▸ **Prompt**: Give the records below again, exactly as they appear.

▸ **Items from a dataset**:
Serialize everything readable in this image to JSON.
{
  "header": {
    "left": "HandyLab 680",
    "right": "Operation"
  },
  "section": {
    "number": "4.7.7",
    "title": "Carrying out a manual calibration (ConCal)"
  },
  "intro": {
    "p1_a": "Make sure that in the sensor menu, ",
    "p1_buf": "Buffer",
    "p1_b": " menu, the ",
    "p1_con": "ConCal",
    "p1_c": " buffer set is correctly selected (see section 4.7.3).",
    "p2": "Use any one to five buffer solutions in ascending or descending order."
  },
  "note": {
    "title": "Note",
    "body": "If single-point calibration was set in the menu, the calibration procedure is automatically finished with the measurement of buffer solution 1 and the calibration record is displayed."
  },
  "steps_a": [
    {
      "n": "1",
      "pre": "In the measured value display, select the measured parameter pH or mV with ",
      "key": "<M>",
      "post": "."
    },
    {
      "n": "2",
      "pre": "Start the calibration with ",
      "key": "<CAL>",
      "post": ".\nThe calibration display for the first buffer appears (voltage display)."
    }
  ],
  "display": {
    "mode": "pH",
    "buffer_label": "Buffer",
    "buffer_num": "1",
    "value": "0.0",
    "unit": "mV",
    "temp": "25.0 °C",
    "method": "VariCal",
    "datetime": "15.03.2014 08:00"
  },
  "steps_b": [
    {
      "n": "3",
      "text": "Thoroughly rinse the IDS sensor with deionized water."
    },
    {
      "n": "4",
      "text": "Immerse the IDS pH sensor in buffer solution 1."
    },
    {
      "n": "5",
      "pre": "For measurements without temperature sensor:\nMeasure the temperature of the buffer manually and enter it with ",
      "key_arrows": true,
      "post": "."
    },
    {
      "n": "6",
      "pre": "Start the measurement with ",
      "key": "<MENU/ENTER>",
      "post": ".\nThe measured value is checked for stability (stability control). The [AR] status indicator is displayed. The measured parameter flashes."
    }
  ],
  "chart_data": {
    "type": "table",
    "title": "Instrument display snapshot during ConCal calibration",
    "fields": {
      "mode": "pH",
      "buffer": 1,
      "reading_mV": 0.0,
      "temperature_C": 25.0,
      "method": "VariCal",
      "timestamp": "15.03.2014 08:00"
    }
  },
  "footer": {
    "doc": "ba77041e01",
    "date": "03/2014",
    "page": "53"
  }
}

▸ **Task output**:
Serialize everything readable in this image to JSON.
{
  "header": {
    "left": "HandyLab 680",
    "right": "Operation"
  },
  "section": {
    "number": "4.7.7",
    "title": "Carrying out a manual calibration (ConCal)"
  },
  "intro": {
    "p1_a": "Make sure that in the sensor menu, ",
    "p1_buf": "Buffer",
    "p1_b": " menu, the ",
    "p1_con": "ConCal",
    "p1_c": " buffer set is correctly selected (see section 4.7.3).",
    "p2": "Use any one to five buffer solutions in ascending or descending order."
  },
  "note": {
    "title": "Note",
    "body": "If single-point calibration was set in the menu, the calibration procedure is automatically finished with the measurement of buffer solution 1 and the calibration record is displayed."
  },
  "steps_a": [
    {
      "n": "1",
      "pre": "In the measured value display, select the measured parameter pH or mV with ",
      "key": "<M>",
      "post": "."
    },
    {
      "n": "2",
      "pre": "Start the calibration with ",
      "key": "<CAL>",
      "post": ".\nThe calibration display for the first buffer appears (voltage display)."
    }
  ],
  "display": {
    "mode": "pH",
    "buffer_label": "Buffer",
    "buffer_num": "1",
    "value": "0.0",
    "unit": "mV",
    "temp": "25.0 °C",
    "method": "VariCal",
    "datetime": "15.03.2014 08:00"
  },
  "steps_b": [
    {
      "n": "3",
      "text": "Thoroughly rinse the IDS sensor with deionized water."
    },
    {
      "n": "4",
      "text": "Immerse the IDS pH sensor in buffer solution 1."
    },
    {
      "n": "5",
      "pre": "For measurements without temperature sensor:\nMeasure the temperature of the buffer manually and enter it with ",
      "key_arrows": true,
      "post": "."
    },
    {
      "n": "6",
      "pre": "Start the measurement with ",
      "key": "<MENU/ENTER>",
      "post": ".\nThe measured value is checked for stability (stability control). The [AR] status indicator is displayed. The measured parameter flashes."
    }
  ],
  "chart_data": {
    "type": "table",
    "title": "Instrument display snapshot during ConCal calibration",
    "fields": {
      "mode": "pH",
      "buffer": 1,
      "reading_mV": 0.0,
      "temperature_C": 25.0,
      "method": "VariCal",
      "timestamp": "15.03.2014 08:00"
    }
  },
  "footer": {
    "doc": "ba77041e01",
    "date": "03/2014",
    "page": "53"
  }
}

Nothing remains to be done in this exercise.